#### WHAT THE EXERCISE ASKS
Leaving out all pictures, retype the records exactly.

#### THE RECORDS
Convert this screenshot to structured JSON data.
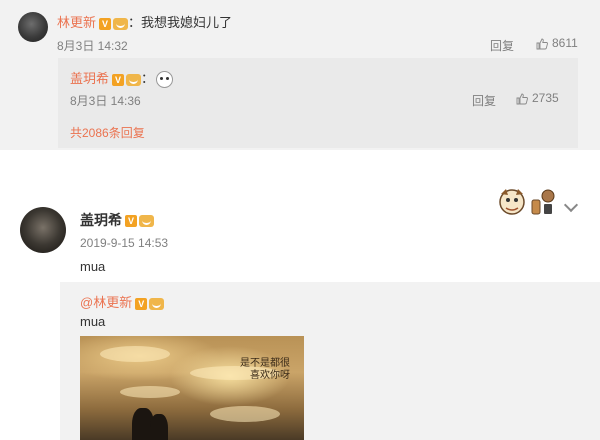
{
  "comment": {
    "author": "林更新",
    "text": "：我想我媳妇儿了",
    "time": "8月3日 14:32",
    "reply_label": "回复",
    "likes": "8611",
    "reply": {
      "author": "盖玥希",
      "text": "：",
      "time": "8月3日 14:36",
      "reply_label": "回复",
      "likes": "2735"
    },
    "more_replies": "共2086条回复"
  },
  "post": {
    "author": "盖玥希",
    "time": "2019-9-15 14:53",
    "text": "mua",
    "repost": {
      "author": "@林更新",
      "text": "mua",
      "photo_caption_line1": "是不是都很",
      "photo_caption_line2": "喜欢你呀"
    }
  },
  "icons": {
    "verified": "verified-v-badge",
    "member": "member-crown-icon",
    "like": "thumbs-up-icon"
  },
  "colors": {
    "name_orange": "#eb7350",
    "badge_gold": "#f3a223",
    "meta_gray": "#808080"
  }
}
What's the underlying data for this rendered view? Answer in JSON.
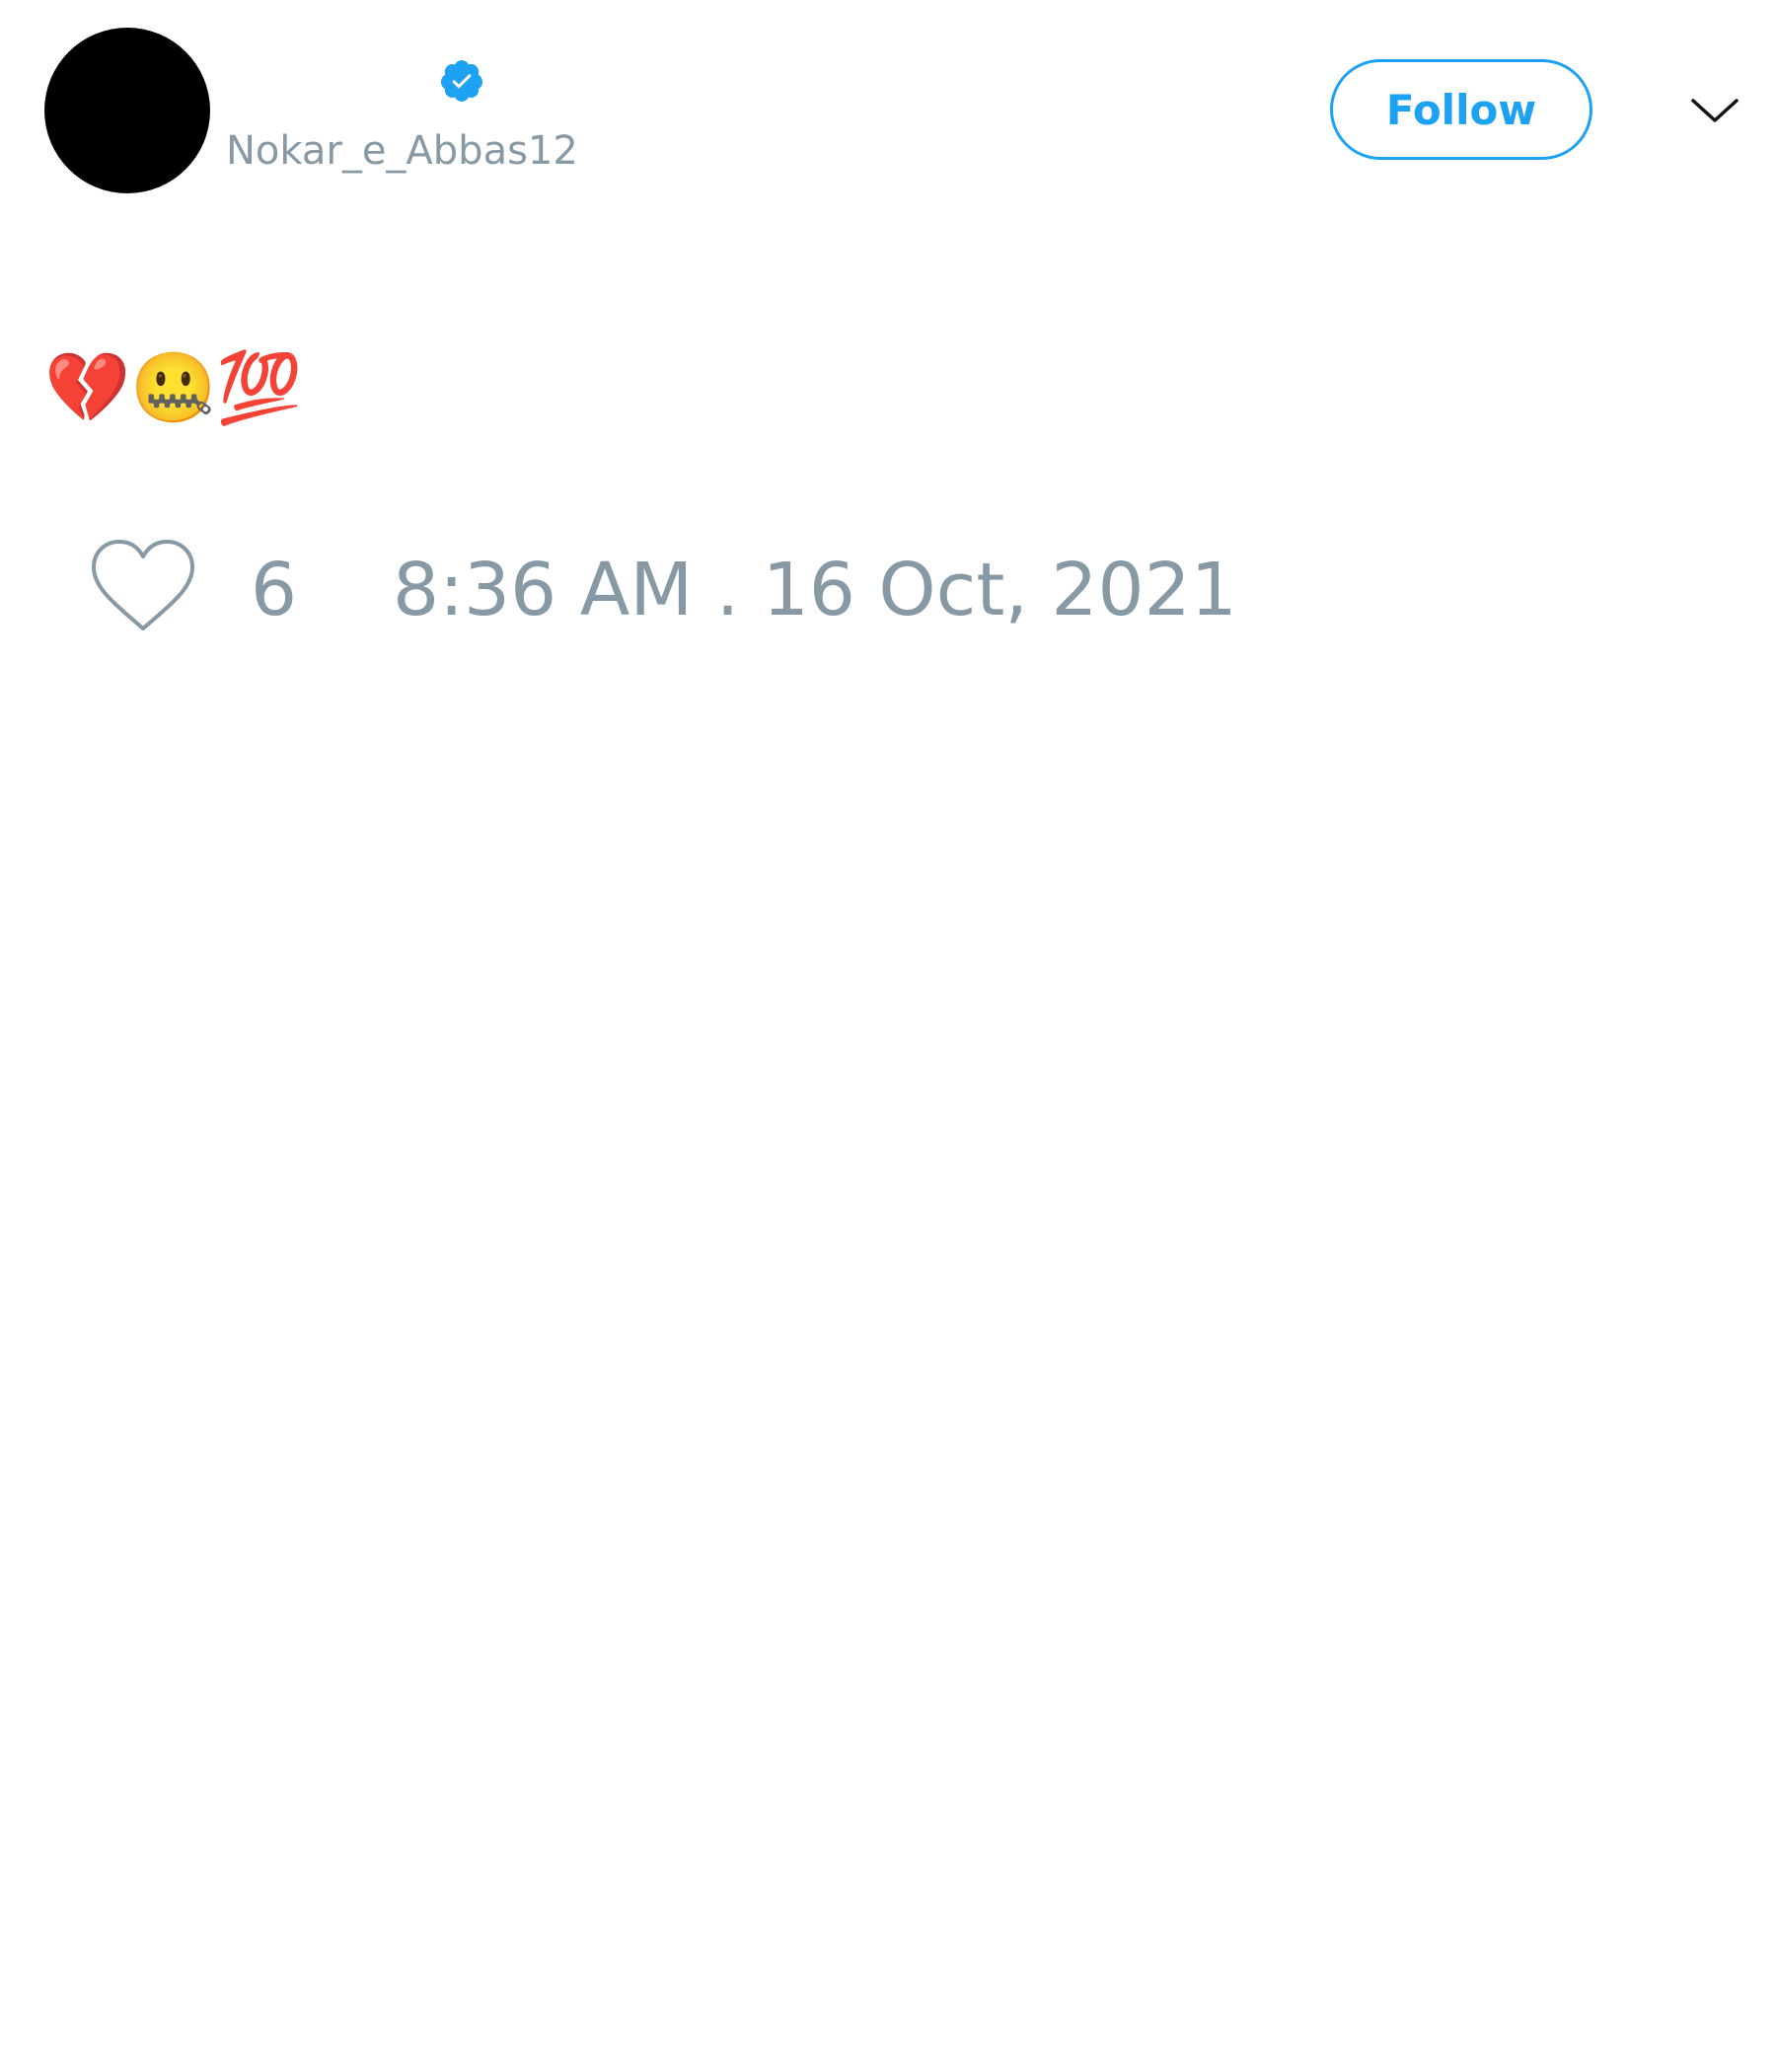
{
  "user": {
    "display_name": "",
    "handle": "Nokar_e_Abbas12",
    "verified": true,
    "avatar_color": "#000000",
    "verified_icon": "verified-badge-icon"
  },
  "actions": {
    "follow_label": "Follow",
    "menu_icon": "chevron-down-icon"
  },
  "tweet": {
    "text": "💔🤐💯"
  },
  "stats": {
    "like_icon": "heart-icon",
    "likes": "6",
    "timestamp": "8:36 AM . 16 Oct, 2021"
  },
  "colors": {
    "accent": "#1da1f2",
    "muted": "#8899a6",
    "text": "#0f1419",
    "background": "#ffffff"
  }
}
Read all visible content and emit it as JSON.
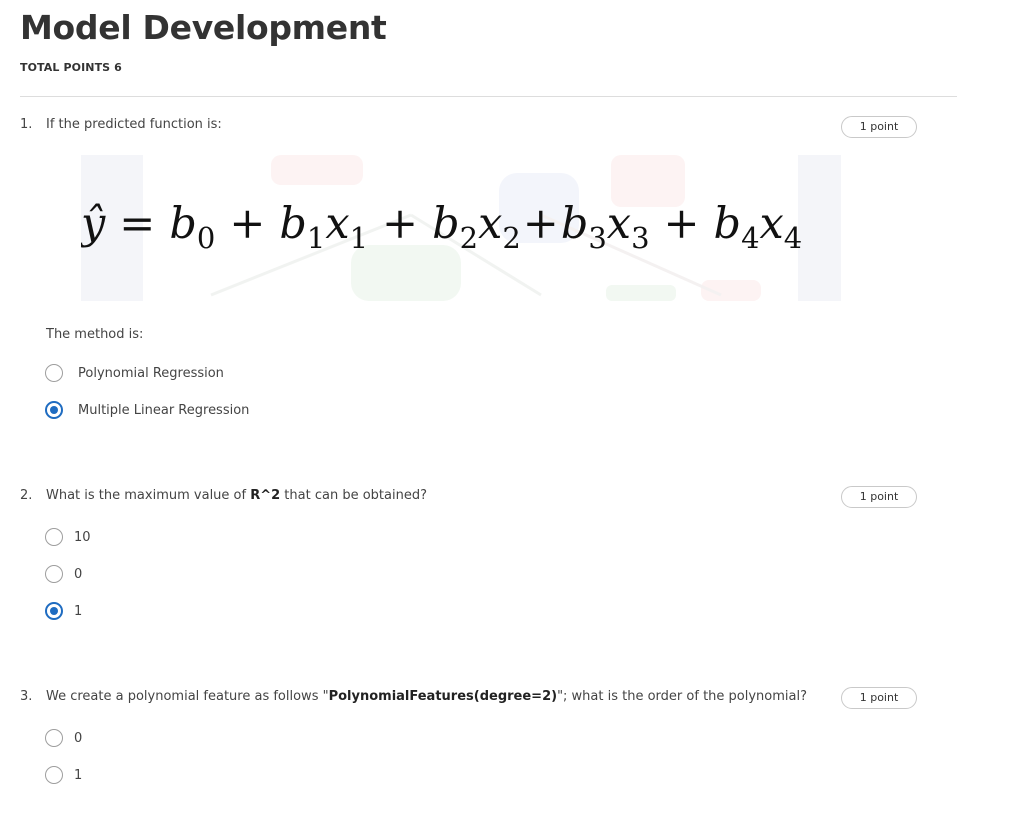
{
  "page": {
    "title": "Model Development",
    "total_points": "TOTAL POINTS 6"
  },
  "colors": {
    "accent": "#1f6cc1",
    "text": "#444444",
    "divider": "#dddddd"
  },
  "questions": [
    {
      "number": "1.",
      "prompt": "If the predicted function is:",
      "points": "1 point",
      "formula": {
        "lhs": "ŷ",
        "equals": "=",
        "terms": [
          {
            "coef": "b",
            "coef_sub": "0"
          },
          {
            "coef": "b",
            "coef_sub": "1",
            "var": "x",
            "var_sub": "1"
          },
          {
            "coef": "b",
            "coef_sub": "2",
            "var": "x",
            "var_sub": "2"
          },
          {
            "coef": "b",
            "coef_sub": "3",
            "var": "x",
            "var_sub": "3"
          },
          {
            "coef": "b",
            "coef_sub": "4",
            "var": "x",
            "var_sub": "4"
          }
        ],
        "plus": "+"
      },
      "sub_prompt": "The method is:",
      "options": [
        {
          "label": "Polynomial Regression",
          "selected": false
        },
        {
          "label": "Multiple Linear Regression",
          "selected": true
        }
      ]
    },
    {
      "number": "2.",
      "prompt_before": "What is the maximum value of ",
      "prompt_bold": "R^2",
      "prompt_after": " that can be obtained?",
      "points": "1 point",
      "options": [
        {
          "label": "10",
          "selected": false
        },
        {
          "label": "0",
          "selected": false
        },
        {
          "label": "1",
          "selected": true
        }
      ]
    },
    {
      "number": "3.",
      "prompt_before": "We create a polynomial feature as follows \"",
      "prompt_bold": "PolynomialFeatures(degree=2)",
      "prompt_after": "\"; what is the order of the polynomial?",
      "points": "1 point",
      "options": [
        {
          "label": "0",
          "selected": false
        },
        {
          "label": "1",
          "selected": false
        }
      ]
    }
  ]
}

#### YOUR SOLUTION
Convert this screenshot to structured JSON data.
{
  "comment": {
    "author": "林更新",
    "text": "：我想我媳妇儿了",
    "time": "8月3日 14:32",
    "reply_label": "回复",
    "likes": "8611",
    "reply": {
      "author": "盖玥希",
      "text": "：",
      "time": "8月3日 14:36",
      "reply_label": "回复",
      "likes": "2735"
    },
    "more_replies": "共2086条回复"
  },
  "post": {
    "author": "盖玥希",
    "time": "2019-9-15 14:53",
    "text": "mua",
    "repost": {
      "author": "@林更新",
      "text": "mua",
      "photo_caption_line1": "是不是都很",
      "photo_caption_line2": "喜欢你呀"
    }
  },
  "icons": {
    "verified": "verified-v-badge",
    "member": "member-crown-icon",
    "like": "thumbs-up-icon"
  },
  "colors": {
    "name_orange": "#eb7350",
    "badge_gold": "#f3a223",
    "meta_gray": "#808080"
  }
}
What's the underlying data for this rendered view? Answer in JSON.
{
  "user": {
    "display_name": "",
    "handle": "Nokar_e_Abbas12",
    "verified": true,
    "avatar_color": "#000000",
    "verified_icon": "verified-badge-icon"
  },
  "actions": {
    "follow_label": "Follow",
    "menu_icon": "chevron-down-icon"
  },
  "tweet": {
    "text": "💔🤐💯"
  },
  "stats": {
    "like_icon": "heart-icon",
    "likes": "6",
    "timestamp": "8:36 AM . 16 Oct, 2021"
  },
  "colors": {
    "accent": "#1da1f2",
    "muted": "#8899a6",
    "text": "#0f1419",
    "background": "#ffffff"
  }
}
Read all visible content and emit it as JSON.
{
  "page": {
    "title": "Model Development",
    "total_points": "TOTAL POINTS 6"
  },
  "colors": {
    "accent": "#1f6cc1",
    "text": "#444444",
    "divider": "#dddddd"
  },
  "questions": [
    {
      "number": "1.",
      "prompt": "If the predicted function is:",
      "points": "1 point",
      "formula": {
        "lhs": "ŷ",
        "equals": "=",
        "terms": [
          {
            "coef": "b",
            "coef_sub": "0"
          },
          {
            "coef": "b",
            "coef_sub": "1",
            "var": "x",
            "var_sub": "1"
          },
          {
            "coef": "b",
            "coef_sub": "2",
            "var": "x",
            "var_sub": "2"
          },
          {
            "coef": "b",
            "coef_sub": "3",
            "var": "x",
            "var_sub": "3"
          },
          {
            "coef": "b",
            "coef_sub": "4",
            "var": "x",
            "var_sub": "4"
          }
        ],
        "plus": "+"
      },
      "sub_prompt": "The method is:",
      "options": [
        {
          "label": "Polynomial Regression",
          "selected": false
        },
        {
          "label": "Multiple Linear Regression",
          "selected": true
        }
      ]
    },
    {
      "number": "2.",
      "prompt_before": "What is the maximum value of ",
      "prompt_bold": "R^2",
      "prompt_after": " that can be obtained?",
      "points": "1 point",
      "options": [
        {
          "label": "10",
          "selected": false
        },
        {
          "label": "0",
          "selected": false
        },
        {
          "label": "1",
          "selected": true
        }
      ]
    },
    {
      "number": "3.",
      "prompt_before": "We create a polynomial feature as follows \"",
      "prompt_bold": "PolynomialFeatures(degree=2)",
      "prompt_after": "\"; what is the order of the polynomial?",
      "points": "1 point",
      "options": [
        {
          "label": "0",
          "selected": false
        },
        {
          "label": "1",
          "selected": false
        }
      ]
    }
  ]
}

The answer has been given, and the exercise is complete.